The city sky was clear, but it was windy. My old friend Ran and I went to sit and talk in the park at San Francisco’s Union Square. We strolled up Kearney Street from the cafe where we’d met, jabbering about old times, looking oddly like a rock star and a funeral director as we passed the anonymous masses milling on the street. Our only similarity was our identically printed coffee cups.
We sat on a diagonal concrete staircase that led from the park to the street, our backs to the Union Square courtyard. Metal poles soared like spires above the park, holding up exulting statuary angels a hundred feet above us. Finally, we could talk.
I began, “Dude, we used to have a business arrangement, but you know we only did your homework to meet the girls hanging around you, right? Don’t look so hurt, Ran. No one at the dorm really knew you — you were hardly ever in your room. I like you, but I don’t know you — who are you really?”
He swigged coffee, added a generous splash of Bailey’s to the cup, and then swigged some more. “Ah, autobiography — everyone’s favorite subject,” he said.
His eyes twinkled at a blonde-brunette pair of willowy Armani-armored valkyries emerging from Neiman’s. When the WALK signal turned green, they made a beeline across the intersection, burdened with full shopping bags.
“Ciao!” called the brunette, accent intoxicatingly rich, authentic. She was a slighter replica of the vintage Sofia Loren.
“Ciao, bella!” Ran nodded, accent indeterminate, but better than most Americans could manage. He turned back to me. “I’ve got other plans.”
He said it a little too loudly, as the blonde power-shopper set her bags down in front of me. It was a college Friday all over again – another wing woman from the stratosphere far above me. She hovered a nervous moment. I ventured, “Hello. I’m Phil. My pal the fashion model here is Randy.”

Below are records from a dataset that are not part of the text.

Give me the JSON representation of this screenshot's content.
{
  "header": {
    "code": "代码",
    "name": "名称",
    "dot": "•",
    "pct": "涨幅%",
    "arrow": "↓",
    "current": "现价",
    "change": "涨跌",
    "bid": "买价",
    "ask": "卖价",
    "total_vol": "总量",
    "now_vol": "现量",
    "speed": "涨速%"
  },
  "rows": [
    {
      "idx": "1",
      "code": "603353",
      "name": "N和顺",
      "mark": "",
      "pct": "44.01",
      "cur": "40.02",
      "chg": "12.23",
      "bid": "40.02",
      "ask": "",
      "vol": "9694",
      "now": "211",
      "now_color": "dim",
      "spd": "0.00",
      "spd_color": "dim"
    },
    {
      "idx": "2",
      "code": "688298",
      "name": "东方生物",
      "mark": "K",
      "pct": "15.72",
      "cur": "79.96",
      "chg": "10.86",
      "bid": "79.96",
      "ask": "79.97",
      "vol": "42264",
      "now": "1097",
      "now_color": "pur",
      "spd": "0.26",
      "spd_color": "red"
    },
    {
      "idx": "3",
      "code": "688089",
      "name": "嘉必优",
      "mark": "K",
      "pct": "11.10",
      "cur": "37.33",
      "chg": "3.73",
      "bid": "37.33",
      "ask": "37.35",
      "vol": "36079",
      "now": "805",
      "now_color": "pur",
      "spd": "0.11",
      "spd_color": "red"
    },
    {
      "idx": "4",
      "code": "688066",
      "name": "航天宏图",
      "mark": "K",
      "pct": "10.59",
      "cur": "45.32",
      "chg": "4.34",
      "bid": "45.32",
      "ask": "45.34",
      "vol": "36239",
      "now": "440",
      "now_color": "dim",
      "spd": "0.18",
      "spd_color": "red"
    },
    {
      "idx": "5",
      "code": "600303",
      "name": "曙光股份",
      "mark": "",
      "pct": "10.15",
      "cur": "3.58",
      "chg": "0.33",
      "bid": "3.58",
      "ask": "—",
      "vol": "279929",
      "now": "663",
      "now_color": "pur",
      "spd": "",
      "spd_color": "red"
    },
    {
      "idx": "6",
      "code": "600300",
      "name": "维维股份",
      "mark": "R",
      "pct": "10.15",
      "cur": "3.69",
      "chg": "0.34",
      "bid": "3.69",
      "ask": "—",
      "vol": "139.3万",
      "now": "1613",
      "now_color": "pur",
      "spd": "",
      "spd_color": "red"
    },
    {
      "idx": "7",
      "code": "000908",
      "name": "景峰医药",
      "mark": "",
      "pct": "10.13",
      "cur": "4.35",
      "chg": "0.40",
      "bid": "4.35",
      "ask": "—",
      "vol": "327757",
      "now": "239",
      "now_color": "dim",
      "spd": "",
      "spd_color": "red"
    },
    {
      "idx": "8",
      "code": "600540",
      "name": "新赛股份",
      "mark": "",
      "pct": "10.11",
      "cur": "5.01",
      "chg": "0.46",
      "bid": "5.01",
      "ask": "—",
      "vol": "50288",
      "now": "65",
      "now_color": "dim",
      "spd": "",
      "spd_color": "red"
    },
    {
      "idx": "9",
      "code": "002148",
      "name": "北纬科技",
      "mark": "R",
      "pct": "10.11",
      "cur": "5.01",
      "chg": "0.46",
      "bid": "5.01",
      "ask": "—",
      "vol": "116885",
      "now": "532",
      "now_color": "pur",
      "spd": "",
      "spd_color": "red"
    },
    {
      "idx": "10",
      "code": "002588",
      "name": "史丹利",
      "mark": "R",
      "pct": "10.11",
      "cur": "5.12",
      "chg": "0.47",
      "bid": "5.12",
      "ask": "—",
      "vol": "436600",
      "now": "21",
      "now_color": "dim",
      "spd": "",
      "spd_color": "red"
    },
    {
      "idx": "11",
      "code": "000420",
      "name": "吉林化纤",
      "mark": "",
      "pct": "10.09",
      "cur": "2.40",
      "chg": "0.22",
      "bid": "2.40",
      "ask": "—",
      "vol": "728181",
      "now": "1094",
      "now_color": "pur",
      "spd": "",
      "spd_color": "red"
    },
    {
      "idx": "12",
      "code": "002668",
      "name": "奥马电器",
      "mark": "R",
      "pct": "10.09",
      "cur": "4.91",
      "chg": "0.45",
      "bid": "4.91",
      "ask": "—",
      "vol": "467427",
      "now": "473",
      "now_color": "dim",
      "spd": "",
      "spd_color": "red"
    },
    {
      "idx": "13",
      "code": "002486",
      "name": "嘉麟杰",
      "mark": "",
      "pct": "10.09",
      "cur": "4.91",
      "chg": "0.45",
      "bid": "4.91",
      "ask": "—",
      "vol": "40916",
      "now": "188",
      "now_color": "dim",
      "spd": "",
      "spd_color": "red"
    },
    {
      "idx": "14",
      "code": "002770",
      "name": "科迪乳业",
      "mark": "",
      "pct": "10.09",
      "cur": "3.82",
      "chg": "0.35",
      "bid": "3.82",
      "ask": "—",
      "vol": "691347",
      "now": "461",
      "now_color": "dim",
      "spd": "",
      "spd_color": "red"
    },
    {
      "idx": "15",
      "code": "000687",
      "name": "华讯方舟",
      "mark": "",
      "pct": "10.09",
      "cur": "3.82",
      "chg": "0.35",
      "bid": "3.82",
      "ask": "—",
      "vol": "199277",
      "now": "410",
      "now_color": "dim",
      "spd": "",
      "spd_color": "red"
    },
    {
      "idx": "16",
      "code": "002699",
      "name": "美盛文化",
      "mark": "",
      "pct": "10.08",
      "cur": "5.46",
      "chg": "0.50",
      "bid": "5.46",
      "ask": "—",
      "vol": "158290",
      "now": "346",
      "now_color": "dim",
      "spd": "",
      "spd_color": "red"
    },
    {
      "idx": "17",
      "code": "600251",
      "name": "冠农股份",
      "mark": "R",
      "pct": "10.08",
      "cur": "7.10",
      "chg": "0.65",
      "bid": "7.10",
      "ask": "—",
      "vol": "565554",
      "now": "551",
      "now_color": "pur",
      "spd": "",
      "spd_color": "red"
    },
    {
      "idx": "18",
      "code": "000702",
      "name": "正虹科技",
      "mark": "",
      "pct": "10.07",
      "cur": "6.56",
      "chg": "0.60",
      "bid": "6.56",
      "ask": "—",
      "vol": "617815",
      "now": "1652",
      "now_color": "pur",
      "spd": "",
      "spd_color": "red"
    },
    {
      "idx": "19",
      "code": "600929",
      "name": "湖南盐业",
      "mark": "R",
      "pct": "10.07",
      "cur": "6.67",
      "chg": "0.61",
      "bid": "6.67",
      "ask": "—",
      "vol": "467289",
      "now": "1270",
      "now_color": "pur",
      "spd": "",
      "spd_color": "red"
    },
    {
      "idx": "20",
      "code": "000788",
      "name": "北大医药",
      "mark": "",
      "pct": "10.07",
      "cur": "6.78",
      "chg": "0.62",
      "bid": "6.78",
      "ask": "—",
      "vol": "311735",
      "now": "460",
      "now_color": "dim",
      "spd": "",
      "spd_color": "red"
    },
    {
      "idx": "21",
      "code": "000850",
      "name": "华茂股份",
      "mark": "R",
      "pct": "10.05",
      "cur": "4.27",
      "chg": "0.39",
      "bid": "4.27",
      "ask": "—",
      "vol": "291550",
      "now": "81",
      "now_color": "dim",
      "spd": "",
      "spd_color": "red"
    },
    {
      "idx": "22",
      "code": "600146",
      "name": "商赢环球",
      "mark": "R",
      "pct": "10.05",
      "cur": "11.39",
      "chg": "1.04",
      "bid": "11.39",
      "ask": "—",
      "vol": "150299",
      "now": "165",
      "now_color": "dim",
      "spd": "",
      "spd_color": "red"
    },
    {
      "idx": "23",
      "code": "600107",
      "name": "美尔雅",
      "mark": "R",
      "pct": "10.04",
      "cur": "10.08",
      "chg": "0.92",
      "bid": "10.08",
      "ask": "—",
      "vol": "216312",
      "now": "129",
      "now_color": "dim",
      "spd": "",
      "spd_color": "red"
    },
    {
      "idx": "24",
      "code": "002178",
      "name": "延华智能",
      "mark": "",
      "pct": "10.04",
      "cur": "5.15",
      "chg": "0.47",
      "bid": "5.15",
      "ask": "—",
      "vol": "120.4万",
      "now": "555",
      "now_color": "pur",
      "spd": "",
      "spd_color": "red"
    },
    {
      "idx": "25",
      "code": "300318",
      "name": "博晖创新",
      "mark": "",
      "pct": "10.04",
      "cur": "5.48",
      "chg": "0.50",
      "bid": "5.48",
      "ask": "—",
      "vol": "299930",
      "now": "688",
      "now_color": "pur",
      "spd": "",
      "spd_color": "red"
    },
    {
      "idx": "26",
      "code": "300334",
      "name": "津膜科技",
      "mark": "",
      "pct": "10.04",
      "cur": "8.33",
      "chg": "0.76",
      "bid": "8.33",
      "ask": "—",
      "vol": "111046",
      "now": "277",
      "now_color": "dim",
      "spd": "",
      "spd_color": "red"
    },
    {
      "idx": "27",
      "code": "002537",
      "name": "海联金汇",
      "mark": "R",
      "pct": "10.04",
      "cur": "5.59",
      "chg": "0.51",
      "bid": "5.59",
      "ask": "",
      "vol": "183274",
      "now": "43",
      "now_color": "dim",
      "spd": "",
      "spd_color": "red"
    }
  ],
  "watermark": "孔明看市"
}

Her “Hello,” was a crackling, reedy chuckle. The stunning blonde woman and I were lamely grinning at, then away from, each other. Ran broke the awful, silent tension:
“Uh, miss? Does your friend speak English? My Italian is pretty embarrassing.” She absently shook her head, “No,” still intimidating me with her focus.
Ran continued, “I’m gonna be staying with Phil while I’m visiting the City. Maybe you two could exchange cards so I can catch up with her,” he offered hopefully, “before she returns to, is it Tuscany?” Ran smiled. “Her accent says Tuscany.”
The blonde blinked, momentarily distracted, unzipping a pocket of her bag. She pulled out a card for me and began punching keys on her Blackberry. She chuckled again when she saw my card.
“Phil – thought you looked familiar… solo practice, isn’t it? You get all the celebrities – good service I guess. I’d never be brave enough to leave Ernst & Young and hang a shingle. Are we too far into the ‘meeting’ to tell you I’m Katarina Unruh? Phil, I want you to call me Katya,” she smiled, curling the left side of her lips, “when you call me.”
While Katya spoke, her petite friend chattered at Ran in a shower of syllables: “Ah, si, si! Lo sono dalla Toscana! Il mio nome e Michelangela Giaconda,” and wrote a note in Italian in a fine, spidery, near-calligraphic script. This she pressed into his hand with an emphatic gesture.
I held up an index finger, giving myself a moment to think before answering Katarina, while Ran scanned and pocketed Michelangela’s note, inscrutably grinning at me with a derisive snort. A moment later, Ran was all manners: “Gracie, Signorina Giaconda.”
I stared at Katarina for long seconds. I was trying to overcome the butterflies and connect with her, determined not to lose my meaning in complication:
“Katya, I’m amped we met. There’s a lot in common — I’d like to learn who you are… some day. Probably, Randy will call her,” I looked over at the Italian, “before I can call you. You’re a straight knock-out, but can I tell you something?”
Her pale green eyes flitted through minute head-bobs at each of my remarks, like the working of some infinitely delicate computer. She said, “Well, Harwell, thanks, but if you’re gonna call, why wait? Is there… somebody?”
I answered as evenly as I could. “Katya, not very long ago, I would have declined your number. Thought I was engaged. She said she loves being together, but she can’t go through with marriage. I’m dealing with that now. She may even still think we’re in a relationship.”
Concern darkened Katya’s lively features. “Yeah… you’re right, Phil. It’s too much, and too soon. I admire your honesty, but you need time. Also, I’m not looking for all that either — I’m a career girl. I’m not settling down. Maybe down the road, we’ll refill your coffee or something. Give it a month. If you’re even thinking about me then, let’s have some laughs, who knows…”
Ran smiled warmly at the Italian in parting, “Bene, bene.” The flawless suits and full bags retreated down the stairs to cross Kearney again. The beautiful women were gossiping and grousing in their shared language as they disappeared among the downtown pedestrians. Ran’s eyes followed the receding curves and he laughed.
“Where were we? Oh, yeah. Autobiography. Phil, how can you be more interested in me than in them?”